AIM OF THE EXERCISE:
Quote every line of the data below as it stands, omitting pictures.

MATERIAL FOR THIS TASK:
_____

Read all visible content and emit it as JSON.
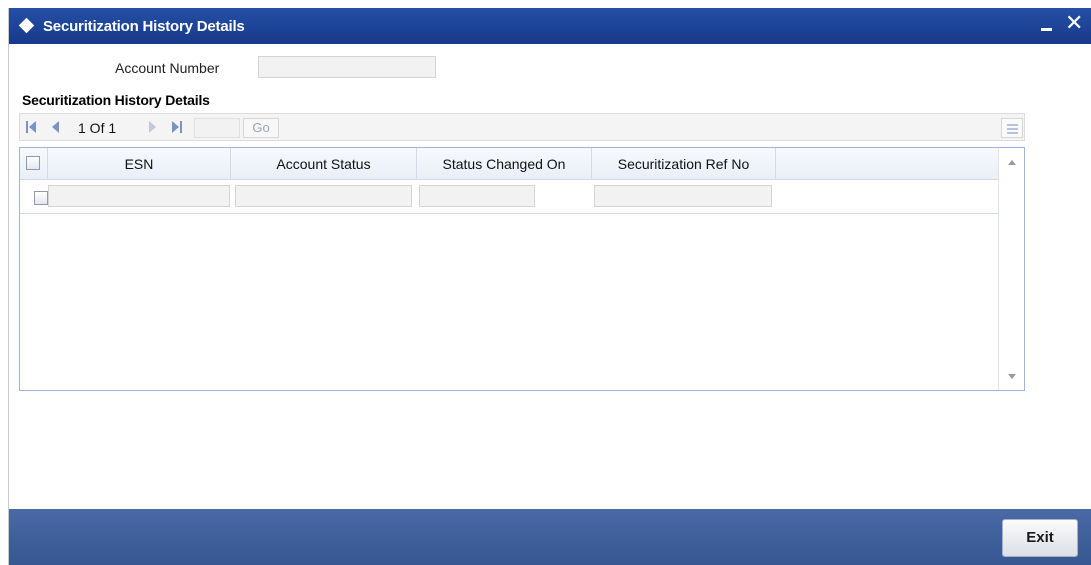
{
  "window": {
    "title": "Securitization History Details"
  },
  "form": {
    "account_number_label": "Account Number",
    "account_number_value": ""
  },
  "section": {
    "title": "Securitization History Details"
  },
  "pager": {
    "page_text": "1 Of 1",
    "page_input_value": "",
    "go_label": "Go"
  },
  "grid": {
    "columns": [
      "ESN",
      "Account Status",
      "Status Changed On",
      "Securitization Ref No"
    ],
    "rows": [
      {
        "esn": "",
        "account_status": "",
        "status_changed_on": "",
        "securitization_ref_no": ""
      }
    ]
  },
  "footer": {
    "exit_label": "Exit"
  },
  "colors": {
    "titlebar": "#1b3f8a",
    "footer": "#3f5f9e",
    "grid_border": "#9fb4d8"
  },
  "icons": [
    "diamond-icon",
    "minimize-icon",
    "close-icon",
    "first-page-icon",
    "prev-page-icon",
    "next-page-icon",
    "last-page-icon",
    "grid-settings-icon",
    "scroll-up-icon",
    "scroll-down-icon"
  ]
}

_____

RESULT:
Read all visible content and emit it as JSON.
{
  "window": {
    "title": "Securitization History Details"
  },
  "form": {
    "account_number_label": "Account Number",
    "account_number_value": ""
  },
  "section": {
    "title": "Securitization History Details"
  },
  "pager": {
    "page_text": "1 Of 1",
    "page_input_value": "",
    "go_label": "Go"
  },
  "grid": {
    "columns": [
      "ESN",
      "Account Status",
      "Status Changed On",
      "Securitization Ref No"
    ],
    "rows": [
      {
        "esn": "",
        "account_status": "",
        "status_changed_on": "",
        "securitization_ref_no": ""
      }
    ]
  },
  "footer": {
    "exit_label": "Exit"
  },
  "colors": {
    "titlebar": "#1b3f8a",
    "footer": "#3f5f9e",
    "grid_border": "#9fb4d8"
  },
  "icons": [
    "diamond-icon",
    "minimize-icon",
    "close-icon",
    "first-page-icon",
    "prev-page-icon",
    "next-page-icon",
    "last-page-icon",
    "grid-settings-icon",
    "scroll-up-icon",
    "scroll-down-icon"
  ]
}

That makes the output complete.